The British Labour party, having suffered a humiliating defeat in December’s general election, does not appear to have learned its lesson. The party’s outgoing leader, Jeremy Corbyn, turned the party into a hotbed of radical leftism that did not reflect the values of ordinary voters. But while other Labour MPs spoke out about the importance of recovering the mainstream, its current leadership contest seems to indicate a lack of reform on one important issue: biological sex, and whether the laws defining it ought to be altered.

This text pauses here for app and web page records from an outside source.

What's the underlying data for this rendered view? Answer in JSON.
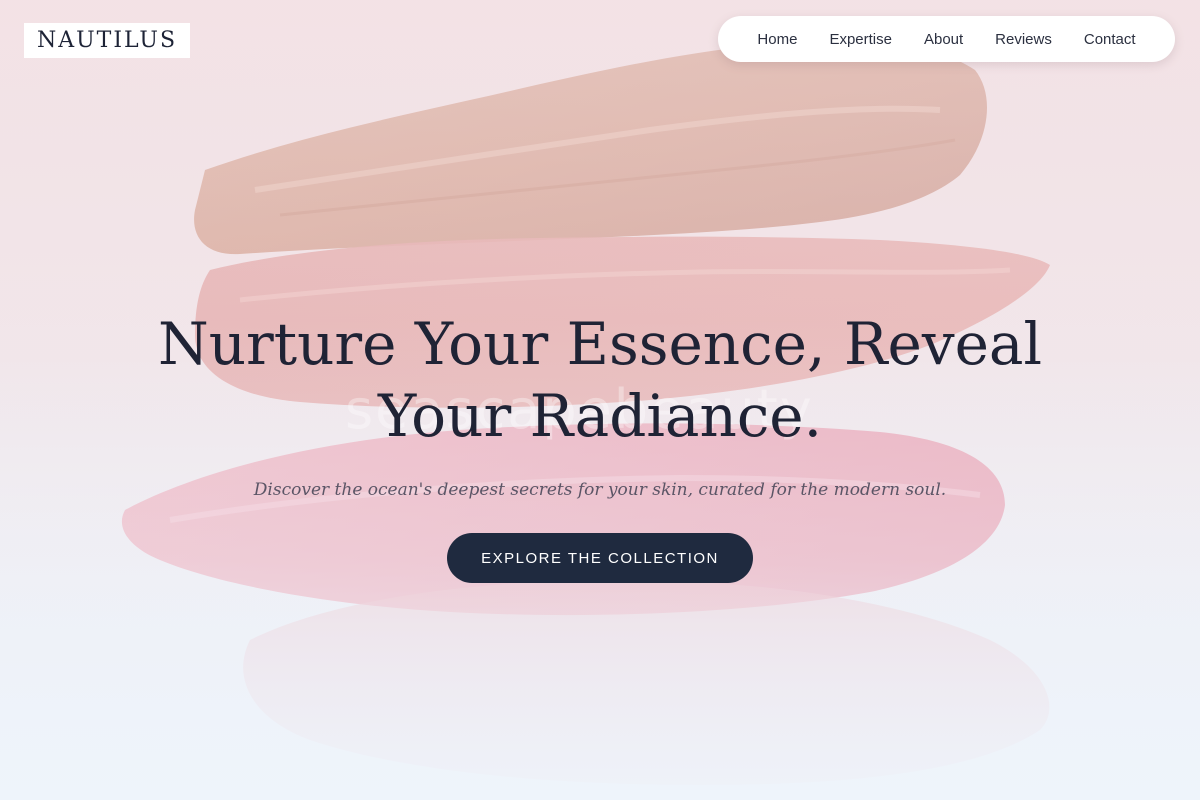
{
  "brand": {
    "name": "NAUTILUS"
  },
  "nav": {
    "items": [
      {
        "label": "Home"
      },
      {
        "label": "Expertise"
      },
      {
        "label": "About"
      },
      {
        "label": "Reviews"
      },
      {
        "label": "Contact"
      }
    ]
  },
  "hero": {
    "headline_line1": "Nurture Your Essence, Reveal",
    "headline_line2": "Your Radiance.",
    "watermark": "seascapebeauty",
    "subtitle": "Discover the ocean's deepest secrets for your skin, curated for the modern soul.",
    "cta_label": "EXPLORE THE COLLECTION"
  },
  "colors": {
    "accent_dark": "#1f2a3f",
    "text_dark": "#1f2335",
    "swatch_beige": "#d8ad9f",
    "swatch_rose": "#e8afae",
    "swatch_pink": "#eca9b9"
  }
}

An activist campaign group, the Labour Campaign for Trans Right (LCTR), came up with a pledge which outlines 12 policy points, including the expulsion of all “transphobic” party members and a denunciation of “hate” groups (which, in actual fact, are groups that protect sex-based protections for women, children, and gays). Despite its blatantly authoritarian nature, all the leadership hopefuls, except for Sir Keir Starmer, have signed this pledge.” One would-be leader, Lisa Nandy, told the BBC that “it’s a very tough pledge but it’s important that we are tough.” Nandy later told an audience of Labour supporters that a convicted child rapist should be allowed to legally identify as a woman and be placed in a women’s prison since “trans women are women.”